═══ Data for review

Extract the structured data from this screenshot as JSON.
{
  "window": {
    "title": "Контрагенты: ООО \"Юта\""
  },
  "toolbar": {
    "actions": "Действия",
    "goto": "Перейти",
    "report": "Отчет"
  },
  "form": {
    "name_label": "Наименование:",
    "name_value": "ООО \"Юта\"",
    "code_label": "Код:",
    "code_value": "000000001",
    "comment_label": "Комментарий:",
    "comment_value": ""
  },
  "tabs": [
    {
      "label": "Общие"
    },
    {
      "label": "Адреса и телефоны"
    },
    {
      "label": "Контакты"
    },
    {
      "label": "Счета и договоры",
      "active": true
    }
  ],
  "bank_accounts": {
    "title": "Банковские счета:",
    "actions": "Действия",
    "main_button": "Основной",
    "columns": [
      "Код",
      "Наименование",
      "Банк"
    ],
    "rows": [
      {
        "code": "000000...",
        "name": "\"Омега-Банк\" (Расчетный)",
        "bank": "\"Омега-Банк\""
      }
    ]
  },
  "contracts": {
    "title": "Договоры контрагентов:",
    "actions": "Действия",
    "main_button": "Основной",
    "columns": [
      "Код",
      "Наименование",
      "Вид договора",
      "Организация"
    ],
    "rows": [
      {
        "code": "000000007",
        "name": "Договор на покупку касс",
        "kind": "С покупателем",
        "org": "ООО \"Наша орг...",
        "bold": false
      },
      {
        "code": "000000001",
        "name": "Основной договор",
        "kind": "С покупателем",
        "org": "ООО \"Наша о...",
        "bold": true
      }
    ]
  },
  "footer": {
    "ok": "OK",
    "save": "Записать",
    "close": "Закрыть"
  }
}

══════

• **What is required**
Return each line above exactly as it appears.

• **Reply to the exercise**
Extract the structured data from this screenshot as JSON.
{
  "window": {
    "title": "Контрагенты: ООО \"Юта\""
  },
  "toolbar": {
    "actions": "Действия",
    "goto": "Перейти",
    "report": "Отчет"
  },
  "form": {
    "name_label": "Наименование:",
    "name_value": "ООО \"Юта\"",
    "code_label": "Код:",
    "code_value": "000000001",
    "comment_label": "Комментарий:",
    "comment_value": ""
  },
  "tabs": [
    {
      "label": "Общие"
    },
    {
      "label": "Адреса и телефоны"
    },
    {
      "label": "Контакты"
    },
    {
      "label": "Счета и договоры",
      "active": true
    }
  ],
  "bank_accounts": {
    "title": "Банковские счета:",
    "actions": "Действия",
    "main_button": "Основной",
    "columns": [
      "Код",
      "Наименование",
      "Банк"
    ],
    "rows": [
      {
        "code": "000000...",
        "name": "\"Омега-Банк\" (Расчетный)",
        "bank": "\"Омега-Банк\""
      }
    ]
  },
  "contracts": {
    "title": "Договоры контрагентов:",
    "actions": "Действия",
    "main_button": "Основной",
    "columns": [
      "Код",
      "Наименование",
      "Вид договора",
      "Организация"
    ],
    "rows": [
      {
        "code": "000000007",
        "name": "Договор на покупку касс",
        "kind": "С покупателем",
        "org": "ООО \"Наша орг...",
        "bold": false
      },
      {
        "code": "000000001",
        "name": "Основной договор",
        "kind": "С покупателем",
        "org": "ООО \"Наша о...",
        "bold": true
      }
    ]
  },
  "footer": {
    "ok": "OK",
    "save": "Записать",
    "close": "Закрыть"
  }
}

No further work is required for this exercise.